Package the book proposal with the book outline and sample chapter along with a cover letter and send to the agents or publishers you've selected.
Agent or Publisher
Literary agents get paid when they sell the book to a publisher. Their compensation is a percentage of the total advance to the writer. Most agents require no upfront payment from the authors they represent. Besides knowing which publisher is looking for what kind of book, literary agents also review the publishing contract for the author.
Nearly all major fiction publishers only accept manuscripts from literary agents. The publishers look at the agents as a vetting mechanism to weed out the tired, clichéd and poorly-written books. Publishers of nonfiction books will accept book proposals directly from writers. Find agents or publishers who represent or publish your type of work. It's not productive to send a romance book to an agent who only represents business nonfiction books.
Publishers pay authors through an advance and royalties. The royalty is a percentage of the sales a publisher receives for the book from wholesalers and distributors. The advance is a lump sum figure based on what the publisher thinks the book will sell in the first two years after publication.
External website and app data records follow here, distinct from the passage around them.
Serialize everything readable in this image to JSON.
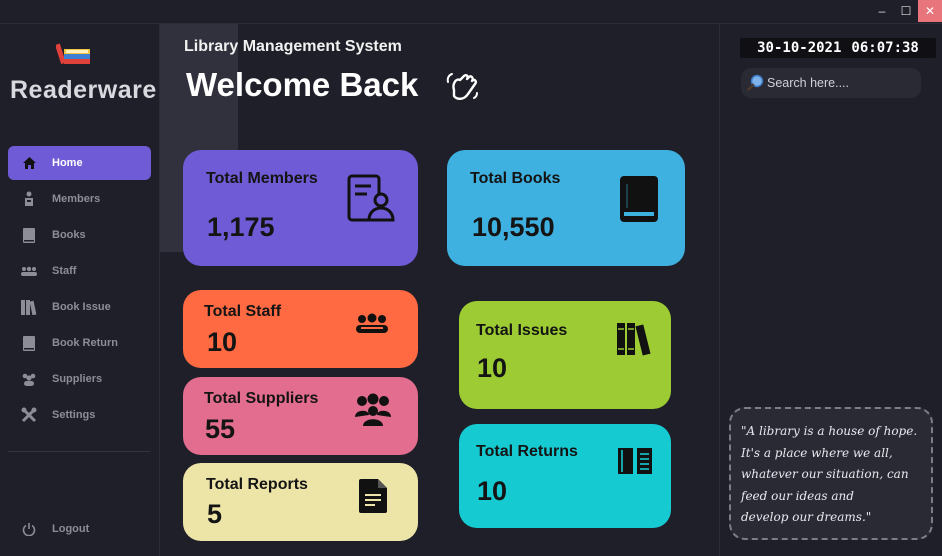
{
  "window": {
    "minimize": "–",
    "maximize": "☐",
    "close": "✕"
  },
  "sidebar": {
    "brand": "Readerware",
    "items": [
      {
        "label": "Home",
        "icon": "home-icon"
      },
      {
        "label": "Members",
        "icon": "members-icon"
      },
      {
        "label": "Books",
        "icon": "book-icon"
      },
      {
        "label": "Staff",
        "icon": "staff-icon"
      },
      {
        "label": "Book Issue",
        "icon": "book-issue-icon"
      },
      {
        "label": "Book Return",
        "icon": "book-return-icon"
      },
      {
        "label": "Suppliers",
        "icon": "suppliers-icon"
      },
      {
        "label": "Settings",
        "icon": "settings-icon"
      }
    ],
    "logout": "Logout",
    "active_color": "#6f5bd6"
  },
  "header": {
    "subtitle": "Library Management System",
    "welcome": "Welcome Back"
  },
  "cards": {
    "members": {
      "title": "Total Members",
      "value": "1,175",
      "color": "#6f5bd6"
    },
    "books": {
      "title": "Total Books",
      "value": "10,550",
      "color": "#3fb1e0"
    },
    "staff": {
      "title": "Total Staff",
      "value": "10",
      "color": "#ff6a42"
    },
    "suppliers": {
      "title": "Total Suppliers",
      "value": "55",
      "color": "#e26d8e"
    },
    "reports": {
      "title": "Total Reports",
      "value": "5",
      "color": "#ede4a8"
    },
    "issues": {
      "title": "Total Issues",
      "value": "10",
      "color": "#9ccb33"
    },
    "returns": {
      "title": "Total Returns",
      "value": "10",
      "color": "#15cad1"
    }
  },
  "right": {
    "date": "30-10-2021",
    "time": "06:07:38",
    "search_placeholder": "Search here....",
    "quote_lines": [
      "\"A library is a house of hope.",
      "It's a place where we all,",
      "whatever our situation, can",
      "feed our ideas and",
      "develop our dreams.\""
    ]
  }
}
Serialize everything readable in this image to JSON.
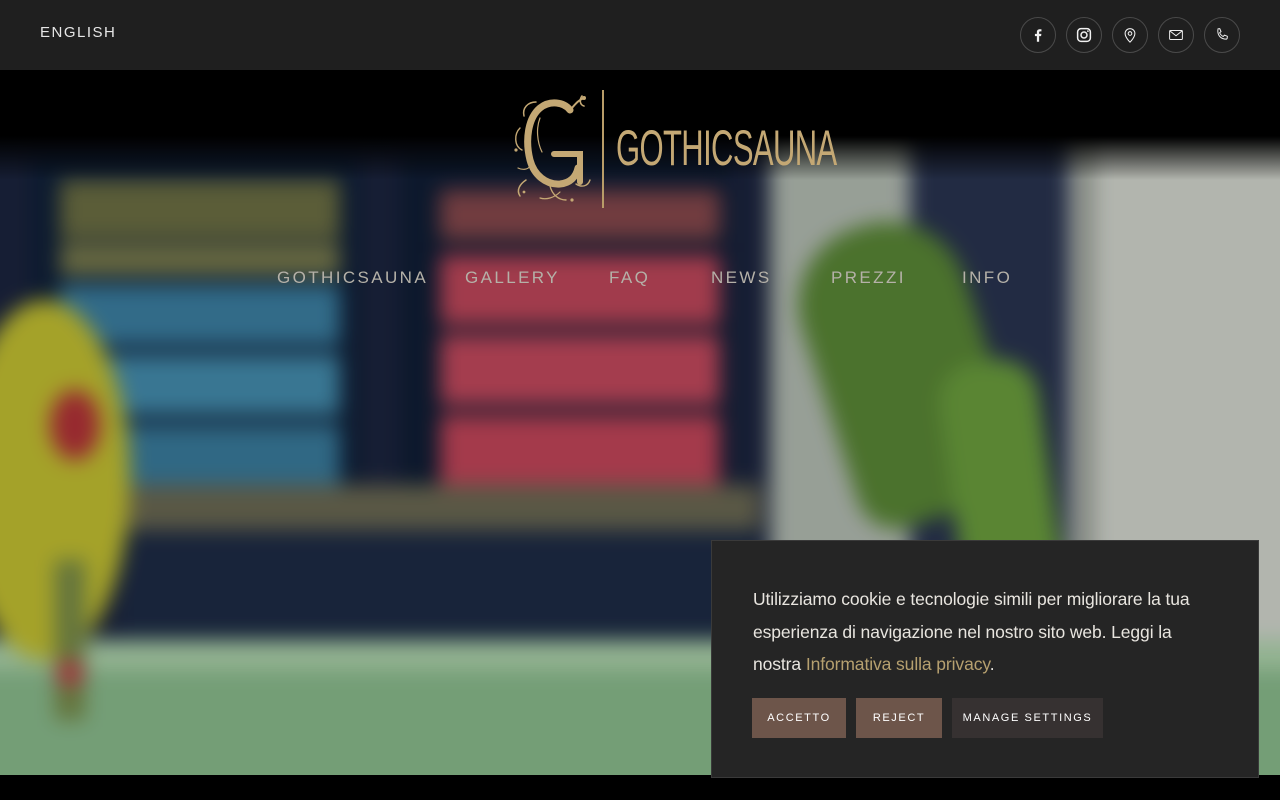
{
  "topbar": {
    "language_label": "ENGLISH",
    "social_icons": [
      "facebook-icon",
      "instagram-icon",
      "map-pin-icon",
      "mail-icon",
      "phone-icon"
    ]
  },
  "logo": {
    "wordmark": "GOTHICSAUNA",
    "accent_color": "#c4a874"
  },
  "nav": {
    "items": [
      "GOTHICSAUNA",
      "GALLERY",
      "FAQ",
      "NEWS",
      "PREZZI",
      "INFO"
    ]
  },
  "cookie": {
    "text_before": "Utilizziamo cookie e tecnologie simili per migliorare la tua esperienza di navigazione nel nostro sito web. Leggi la nostra",
    "privacy_link": "Informativa sulla privacy",
    "text_after": ".",
    "accept_label": "ACCETTO",
    "reject_label": "REJECT",
    "manage_label": "MANAGE SETTINGS",
    "button_color": "#6d554a",
    "link_color": "#b6a06f"
  }
}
For example, if the publisher pays a 10 percent royalty on net sales and believes the book will sell 5,000 copies at $8 per copy, the sales would total $40,000 and the advance would be $4,000. Unless the author's contract specifically states that the royalty must be paid back, it doesn't have to be if the sales don't reach what the publisher projected.